YOUR OBJECTIVE —
Output all records below verbatim.

SOURCE INFORMATION —
====================

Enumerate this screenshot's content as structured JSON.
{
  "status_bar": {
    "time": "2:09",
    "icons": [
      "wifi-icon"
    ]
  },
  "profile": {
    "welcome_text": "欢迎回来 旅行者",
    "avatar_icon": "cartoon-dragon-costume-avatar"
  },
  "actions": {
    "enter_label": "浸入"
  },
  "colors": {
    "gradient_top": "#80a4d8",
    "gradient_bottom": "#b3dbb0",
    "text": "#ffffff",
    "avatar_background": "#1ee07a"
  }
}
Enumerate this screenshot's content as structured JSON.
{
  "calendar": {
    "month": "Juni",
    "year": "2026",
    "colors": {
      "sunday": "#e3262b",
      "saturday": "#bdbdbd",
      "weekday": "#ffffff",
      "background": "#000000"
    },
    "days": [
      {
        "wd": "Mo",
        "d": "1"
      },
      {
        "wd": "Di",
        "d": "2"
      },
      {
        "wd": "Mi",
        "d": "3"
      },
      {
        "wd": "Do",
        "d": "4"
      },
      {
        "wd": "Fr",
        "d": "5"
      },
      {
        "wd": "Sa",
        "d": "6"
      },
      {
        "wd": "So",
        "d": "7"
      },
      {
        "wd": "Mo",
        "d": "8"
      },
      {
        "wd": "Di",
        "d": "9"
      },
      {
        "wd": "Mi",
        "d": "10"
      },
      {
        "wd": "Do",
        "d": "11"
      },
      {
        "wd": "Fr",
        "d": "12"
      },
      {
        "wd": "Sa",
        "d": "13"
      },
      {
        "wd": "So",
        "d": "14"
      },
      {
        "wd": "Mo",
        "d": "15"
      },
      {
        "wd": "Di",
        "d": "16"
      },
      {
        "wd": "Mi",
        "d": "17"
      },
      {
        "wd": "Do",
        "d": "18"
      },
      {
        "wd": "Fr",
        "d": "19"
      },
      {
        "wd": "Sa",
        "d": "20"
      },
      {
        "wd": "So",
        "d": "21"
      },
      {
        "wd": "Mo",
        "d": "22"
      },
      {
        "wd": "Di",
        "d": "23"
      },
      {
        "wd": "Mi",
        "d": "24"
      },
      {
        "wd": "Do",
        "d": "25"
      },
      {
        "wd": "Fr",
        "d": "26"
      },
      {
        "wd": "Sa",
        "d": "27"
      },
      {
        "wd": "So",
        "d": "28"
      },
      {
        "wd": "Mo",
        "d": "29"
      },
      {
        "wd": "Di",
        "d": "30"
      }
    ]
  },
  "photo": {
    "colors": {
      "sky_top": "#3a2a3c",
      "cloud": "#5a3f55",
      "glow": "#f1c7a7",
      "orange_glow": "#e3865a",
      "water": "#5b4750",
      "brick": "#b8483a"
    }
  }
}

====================

TASK RESULT —
Enumerate this screenshot's content as structured JSON.
{
  "status_bar": {
    "time": "2:09",
    "icons": [
      "wifi-icon"
    ]
  },
  "profile": {
    "welcome_text": "欢迎回来 旅行者",
    "avatar_icon": "cartoon-dragon-costume-avatar"
  },
  "actions": {
    "enter_label": "浸入"
  },
  "colors": {
    "gradient_top": "#80a4d8",
    "gradient_bottom": "#b3dbb0",
    "text": "#ffffff",
    "avatar_background": "#1ee07a"
  }
}
Enumerate this screenshot's content as structured JSON.
{
  "calendar": {
    "month": "Juni",
    "year": "2026",
    "colors": {
      "sunday": "#e3262b",
      "saturday": "#bdbdbd",
      "weekday": "#ffffff",
      "background": "#000000"
    },
    "days": [
      {
        "wd": "Mo",
        "d": "1"
      },
      {
        "wd": "Di",
        "d": "2"
      },
      {
        "wd": "Mi",
        "d": "3"
      },
      {
        "wd": "Do",
        "d": "4"
      },
      {
        "wd": "Fr",
        "d": "5"
      },
      {
        "wd": "Sa",
        "d": "6"
      },
      {
        "wd": "So",
        "d": "7"
      },
      {
        "wd": "Mo",
        "d": "8"
      },
      {
        "wd": "Di",
        "d": "9"
      },
      {
        "wd": "Mi",
        "d": "10"
      },
      {
        "wd": "Do",
        "d": "11"
      },
      {
        "wd": "Fr",
        "d": "12"
      },
      {
        "wd": "Sa",
        "d": "13"
      },
      {
        "wd": "So",
        "d": "14"
      },
      {
        "wd": "Mo",
        "d": "15"
      },
      {
        "wd": "Di",
        "d": "16"
      },
      {
        "wd": "Mi",
        "d": "17"
      },
      {
        "wd": "Do",
        "d": "18"
      },
      {
        "wd": "Fr",
        "d": "19"
      },
      {
        "wd": "Sa",
        "d": "20"
      },
      {
        "wd": "So",
        "d": "21"
      },
      {
        "wd": "Mo",
        "d": "22"
      },
      {
        "wd": "Di",
        "d": "23"
      },
      {
        "wd": "Mi",
        "d": "24"
      },
      {
        "wd": "Do",
        "d": "25"
      },
      {
        "wd": "Fr",
        "d": "26"
      },
      {
        "wd": "Sa",
        "d": "27"
      },
      {
        "wd": "So",
        "d": "28"
      },
      {
        "wd": "Mo",
        "d": "29"
      },
      {
        "wd": "Di",
        "d": "30"
      }
    ]
  },
  "photo": {
    "colors": {
      "sky_top": "#3a2a3c",
      "cloud": "#5a3f55",
      "glow": "#f1c7a7",
      "orange_glow": "#e3865a",
      "water": "#5b4750",
      "brick": "#b8483a"
    }
  }
}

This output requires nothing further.